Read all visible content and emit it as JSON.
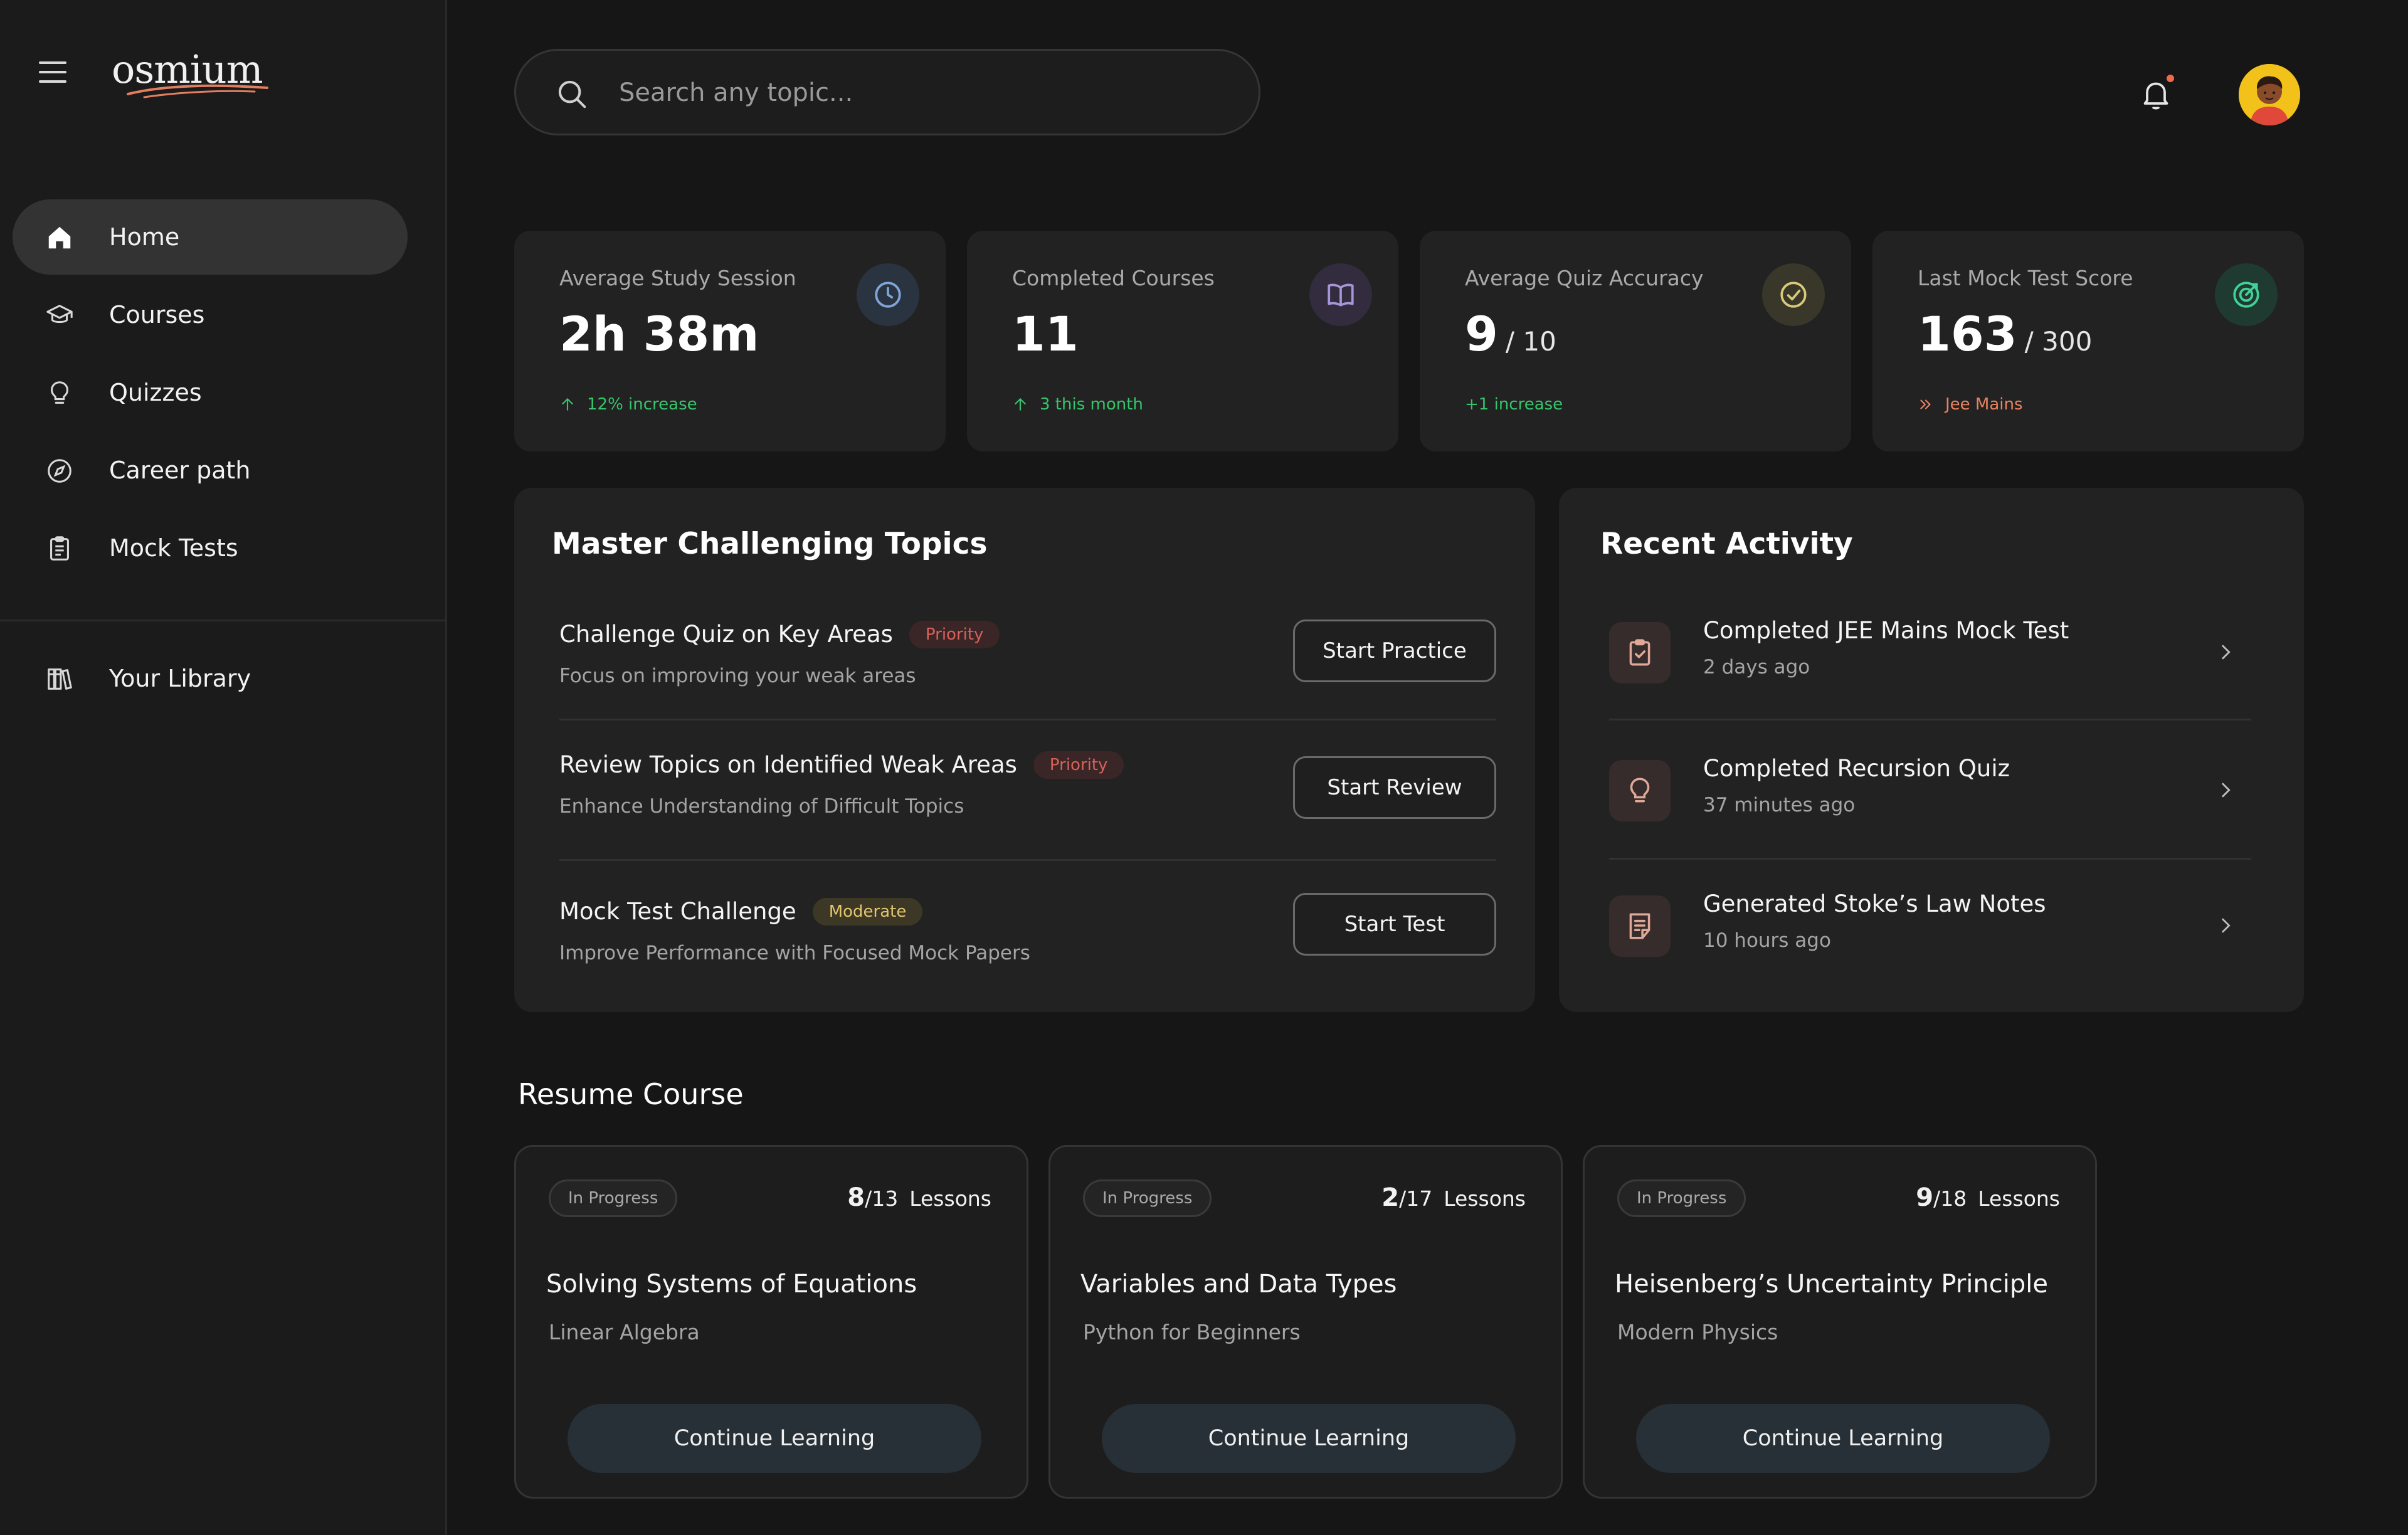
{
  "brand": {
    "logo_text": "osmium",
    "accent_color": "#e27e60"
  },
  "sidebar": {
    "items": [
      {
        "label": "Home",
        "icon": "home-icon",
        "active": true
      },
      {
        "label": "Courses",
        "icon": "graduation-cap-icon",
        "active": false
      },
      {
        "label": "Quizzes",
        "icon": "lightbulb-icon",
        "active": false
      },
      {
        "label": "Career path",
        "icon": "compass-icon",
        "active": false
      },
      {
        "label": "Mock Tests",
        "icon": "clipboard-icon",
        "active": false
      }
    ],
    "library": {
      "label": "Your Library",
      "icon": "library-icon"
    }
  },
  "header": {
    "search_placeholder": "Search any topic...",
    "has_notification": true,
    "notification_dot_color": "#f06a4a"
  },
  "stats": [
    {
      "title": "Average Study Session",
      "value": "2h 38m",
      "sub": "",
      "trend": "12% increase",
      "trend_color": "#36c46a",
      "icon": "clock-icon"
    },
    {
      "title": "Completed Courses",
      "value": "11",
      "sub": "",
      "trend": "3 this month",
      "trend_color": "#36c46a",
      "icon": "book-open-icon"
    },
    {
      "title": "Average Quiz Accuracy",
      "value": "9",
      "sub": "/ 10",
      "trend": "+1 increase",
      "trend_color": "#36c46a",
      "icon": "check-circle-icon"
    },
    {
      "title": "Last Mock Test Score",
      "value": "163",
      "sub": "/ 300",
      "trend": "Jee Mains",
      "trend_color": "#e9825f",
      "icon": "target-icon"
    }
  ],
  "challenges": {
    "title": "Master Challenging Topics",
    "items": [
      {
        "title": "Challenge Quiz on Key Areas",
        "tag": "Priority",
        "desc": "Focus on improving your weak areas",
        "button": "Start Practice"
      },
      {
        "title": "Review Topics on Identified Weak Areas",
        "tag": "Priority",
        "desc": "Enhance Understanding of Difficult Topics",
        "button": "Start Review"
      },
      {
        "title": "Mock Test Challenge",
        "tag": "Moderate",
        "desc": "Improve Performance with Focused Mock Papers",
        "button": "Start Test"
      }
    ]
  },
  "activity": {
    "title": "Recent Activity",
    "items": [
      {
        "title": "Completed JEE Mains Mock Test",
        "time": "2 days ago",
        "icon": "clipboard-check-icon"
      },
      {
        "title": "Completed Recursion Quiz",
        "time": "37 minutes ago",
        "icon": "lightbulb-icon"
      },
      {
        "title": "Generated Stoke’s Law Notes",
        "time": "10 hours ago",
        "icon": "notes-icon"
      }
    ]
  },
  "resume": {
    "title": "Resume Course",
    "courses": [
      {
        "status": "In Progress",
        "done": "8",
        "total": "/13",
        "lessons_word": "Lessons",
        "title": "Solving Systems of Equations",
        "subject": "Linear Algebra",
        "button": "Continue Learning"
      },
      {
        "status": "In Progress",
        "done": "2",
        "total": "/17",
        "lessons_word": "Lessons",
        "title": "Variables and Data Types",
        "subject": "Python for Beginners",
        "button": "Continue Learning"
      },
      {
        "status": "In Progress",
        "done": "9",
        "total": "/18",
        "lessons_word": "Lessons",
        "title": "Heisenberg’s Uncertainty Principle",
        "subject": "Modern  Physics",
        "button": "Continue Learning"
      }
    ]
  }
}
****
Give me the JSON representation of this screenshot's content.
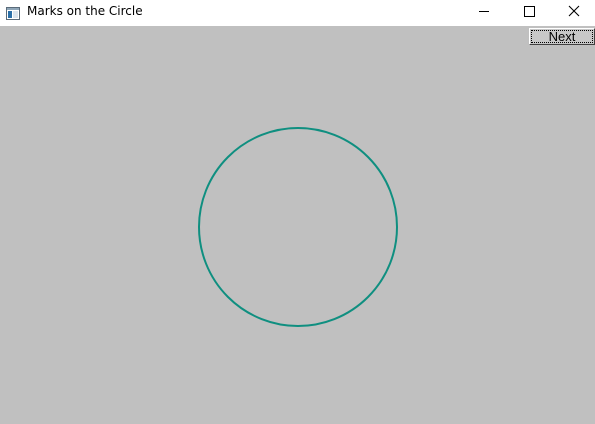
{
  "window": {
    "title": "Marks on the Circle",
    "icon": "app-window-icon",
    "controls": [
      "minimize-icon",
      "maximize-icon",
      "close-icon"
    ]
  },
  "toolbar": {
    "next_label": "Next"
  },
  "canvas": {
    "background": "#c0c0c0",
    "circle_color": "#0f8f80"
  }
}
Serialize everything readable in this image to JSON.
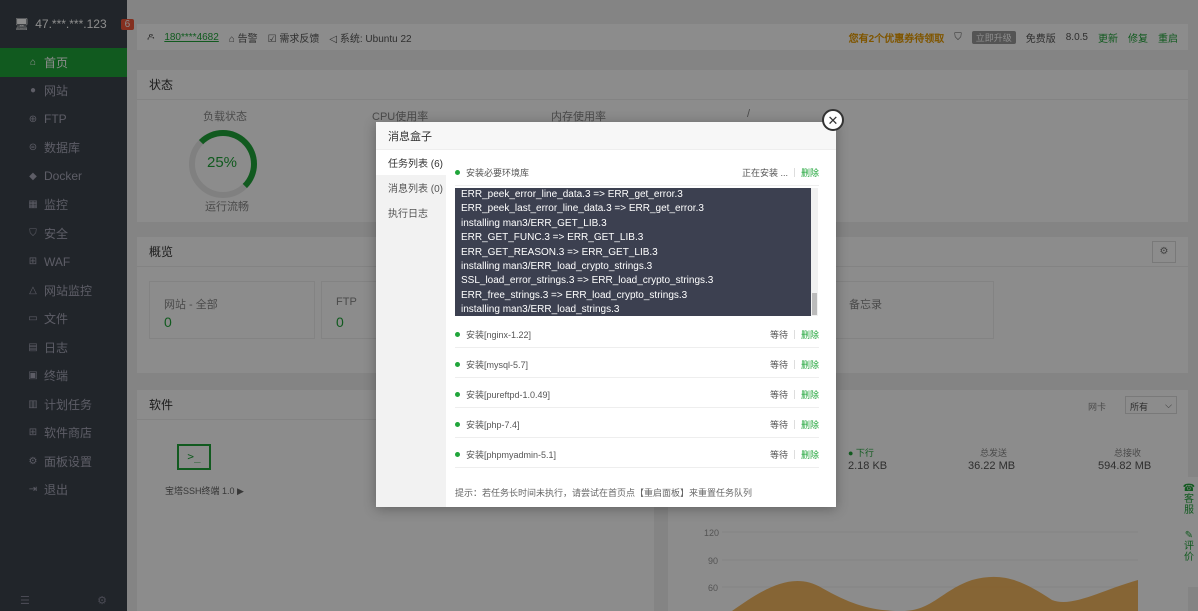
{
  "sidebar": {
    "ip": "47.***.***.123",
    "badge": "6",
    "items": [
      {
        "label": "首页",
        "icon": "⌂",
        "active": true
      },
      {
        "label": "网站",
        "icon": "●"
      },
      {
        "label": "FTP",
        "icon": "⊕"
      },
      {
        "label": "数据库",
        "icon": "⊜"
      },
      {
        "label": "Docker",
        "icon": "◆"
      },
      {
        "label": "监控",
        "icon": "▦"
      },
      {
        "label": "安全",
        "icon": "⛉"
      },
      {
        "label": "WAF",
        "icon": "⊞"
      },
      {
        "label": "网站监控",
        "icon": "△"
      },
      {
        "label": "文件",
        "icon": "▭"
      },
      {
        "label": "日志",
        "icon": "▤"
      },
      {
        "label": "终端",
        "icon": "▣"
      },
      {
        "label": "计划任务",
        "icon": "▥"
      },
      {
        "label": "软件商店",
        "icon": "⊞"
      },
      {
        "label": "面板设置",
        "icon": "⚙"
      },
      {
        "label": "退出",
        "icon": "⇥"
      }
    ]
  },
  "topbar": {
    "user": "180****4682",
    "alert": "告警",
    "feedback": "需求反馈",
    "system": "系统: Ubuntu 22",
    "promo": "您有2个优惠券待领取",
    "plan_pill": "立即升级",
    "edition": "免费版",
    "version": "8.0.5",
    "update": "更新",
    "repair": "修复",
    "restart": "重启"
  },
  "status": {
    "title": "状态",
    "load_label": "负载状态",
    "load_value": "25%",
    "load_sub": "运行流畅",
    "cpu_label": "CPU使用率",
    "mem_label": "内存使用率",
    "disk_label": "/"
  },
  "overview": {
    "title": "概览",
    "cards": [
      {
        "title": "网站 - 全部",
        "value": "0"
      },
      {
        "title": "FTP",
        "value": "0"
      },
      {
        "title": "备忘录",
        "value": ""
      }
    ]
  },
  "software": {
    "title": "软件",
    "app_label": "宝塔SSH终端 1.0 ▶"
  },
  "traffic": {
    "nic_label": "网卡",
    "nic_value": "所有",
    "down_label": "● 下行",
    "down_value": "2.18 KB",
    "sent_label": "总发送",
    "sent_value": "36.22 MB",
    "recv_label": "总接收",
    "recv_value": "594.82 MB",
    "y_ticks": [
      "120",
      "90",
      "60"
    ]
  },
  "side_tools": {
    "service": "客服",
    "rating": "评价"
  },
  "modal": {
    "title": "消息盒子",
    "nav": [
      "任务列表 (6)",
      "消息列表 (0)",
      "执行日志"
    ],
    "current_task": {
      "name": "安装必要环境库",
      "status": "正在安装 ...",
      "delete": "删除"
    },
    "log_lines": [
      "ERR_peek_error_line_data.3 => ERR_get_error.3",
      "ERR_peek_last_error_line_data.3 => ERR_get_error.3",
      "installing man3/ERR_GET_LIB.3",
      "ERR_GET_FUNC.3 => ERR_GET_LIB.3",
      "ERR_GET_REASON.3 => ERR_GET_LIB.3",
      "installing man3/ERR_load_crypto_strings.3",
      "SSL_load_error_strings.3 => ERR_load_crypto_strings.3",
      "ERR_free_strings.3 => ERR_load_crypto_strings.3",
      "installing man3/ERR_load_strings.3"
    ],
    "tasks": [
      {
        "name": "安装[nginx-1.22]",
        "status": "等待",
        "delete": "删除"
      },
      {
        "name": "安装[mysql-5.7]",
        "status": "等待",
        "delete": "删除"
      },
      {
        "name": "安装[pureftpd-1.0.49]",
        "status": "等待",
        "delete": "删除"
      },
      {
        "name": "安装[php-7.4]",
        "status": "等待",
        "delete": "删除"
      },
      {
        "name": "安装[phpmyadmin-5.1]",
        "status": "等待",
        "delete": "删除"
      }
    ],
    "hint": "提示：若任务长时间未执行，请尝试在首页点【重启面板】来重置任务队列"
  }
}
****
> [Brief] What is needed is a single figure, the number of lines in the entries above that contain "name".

> [Reply to the task] 6